    18 “A cry was heard in Ramah— weeping and great mourning. Rachel weeps for her children, refusing to be comforted, for they are dead.”

    19 When Herod died, an angel of the Lord appeared in a dream to Joseph in Egypt. 20 “Get up!” the angel said. “Take the child and his mother back to the land of Israel, because those who were trying to kill the child are dead.”
    21 So Joseph got up and returned to the land of Israel with Jesus and his mother. 22 But when he learned that the new ruler of Judea was Herod’s son Archelaus, he was afraid to go there. Then, after being warned in a dream, he left for the region of Galilee. 23 So the family went and lived in a town called Nazareth. This fulfilled what the prophets had said: “He will be called a Nazarene.”
    [/quote]

  • On a partially-related note, I really don't get the whole War on Christmas thing. I'm by no means saying all Christians are doing this, but quite a few of them are "fighting" against other holidays of December as well as the celebration practices of the less religious as if someone is taking away their meaningful theological practices, even though Christmas itself doesn't even have a biblically stated root. You know?

    I mean, I'm not against anyone who wants to celebrate any end of the year holiday any way they want, I just don't really get the demanded monopoly for some Christians of the entire season.

  • @taumel said: Just one thought about faith generally and why faith is more attractive than knowledge:

    Knowledge is very inelastic and also very difficult to acquire. If i want to know what someone else knows, then i have to learn this. If i want to believe what someone believes, then i only have to believe this. This needs only the willingness but little work, and setbacks are virtually nonexistent because beliefs of course aren't subjected to the fundamental theorem of falsifiability.



    So easier is better?

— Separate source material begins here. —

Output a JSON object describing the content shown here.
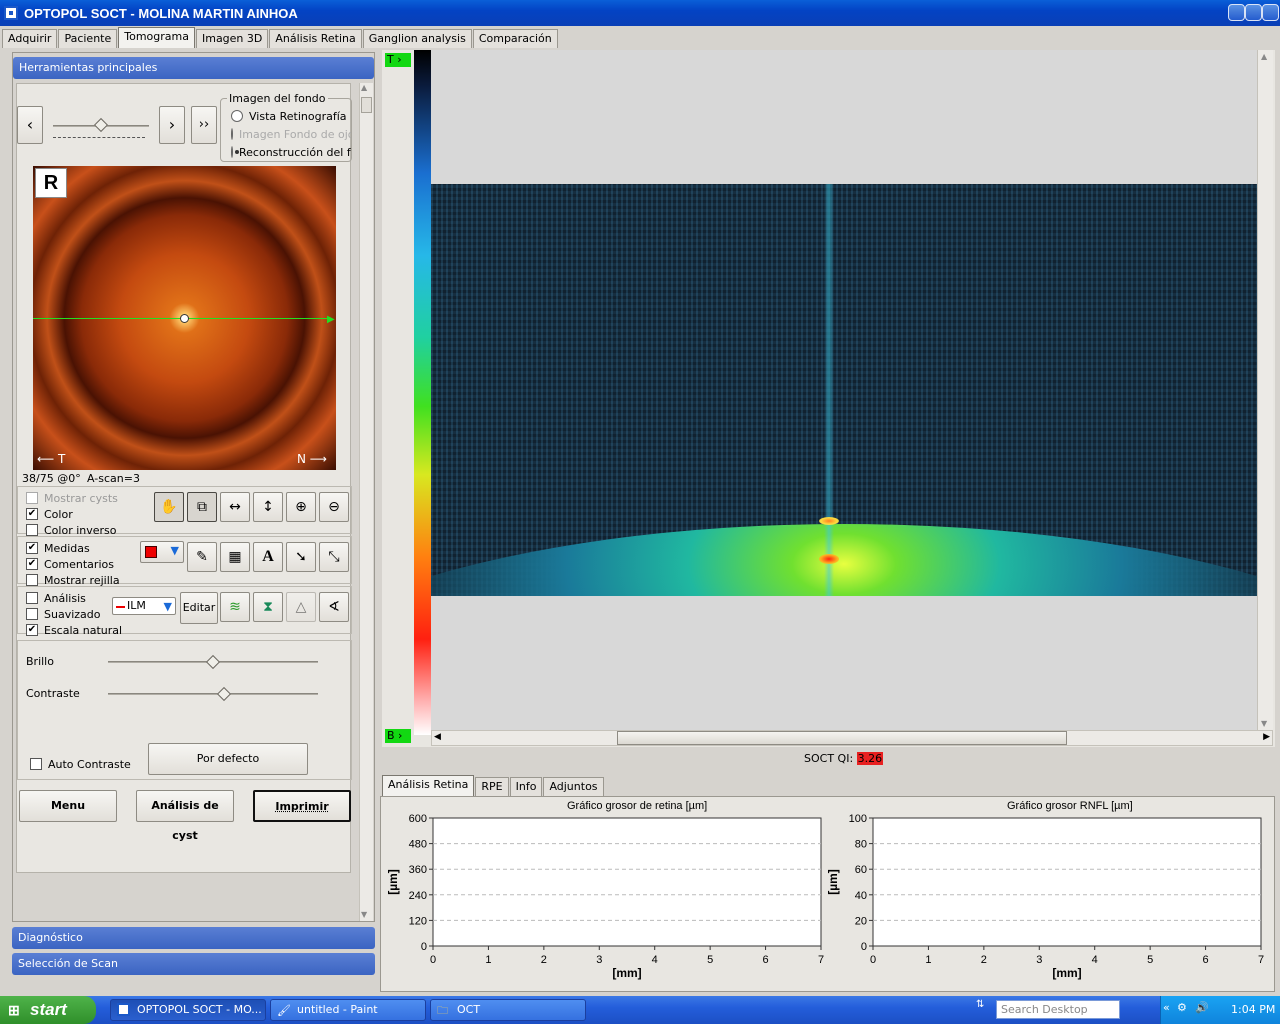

  • As you may know, there is a pastor in Florida named Terry Jones who has- and is encouraging other people to- burn the Koran, and there has been a lot of controversy going on surrounding his behavior.

    The pastor of my church wrote a letter to the editor of the local newspaper about it:

    [quote]from http://www2.tulsaworld.com/opinion/article.aspx?subjectid=62&articleid=20110409_62_A22_Asaloc463828

    Letter to the Editor: Irresponsible behavior

    By Hess Hester, Tulsa
    Published: 4/9/2011 5:43 AM
    Last Modified: 4/9/2011 5:43 AM

    As a local Tulsa pastor, I'd like to publicly say that the self-described pastor in Florida who burned the Quran is best described as an irresponsible idiot. He is neither representative of pastors nor Christians who truly know Christ and know their Bibles.

    I deeply regret that he was given any media coverage and deeply saddened by the loss of life that has resulted. It is a travesty that men like this, and others, such as Fred Phelps of Westboro Church in Kansas, can call themselves pastors. (And, as a Baptist, I also cringe when I see Phelps' church in the news because it has "Baptist" in the name but has absolutely no affiliation with any denomination, only with abomination!)

    There are too many churches and too many pastors out there who are making a difference in Christ-honoring ways in this world and it's unfortunate that crazies like these receive such attention. They are an embarrassment and cause damage not only to God's Kingdom, but to many others as well.

    Editor's note: Hester is senior pastor of Southern Hills Baptist Church[/quote]


    I have to say, I agree.

  • I thought he didn't do it in the end? Is he up to his games again?

Add Comment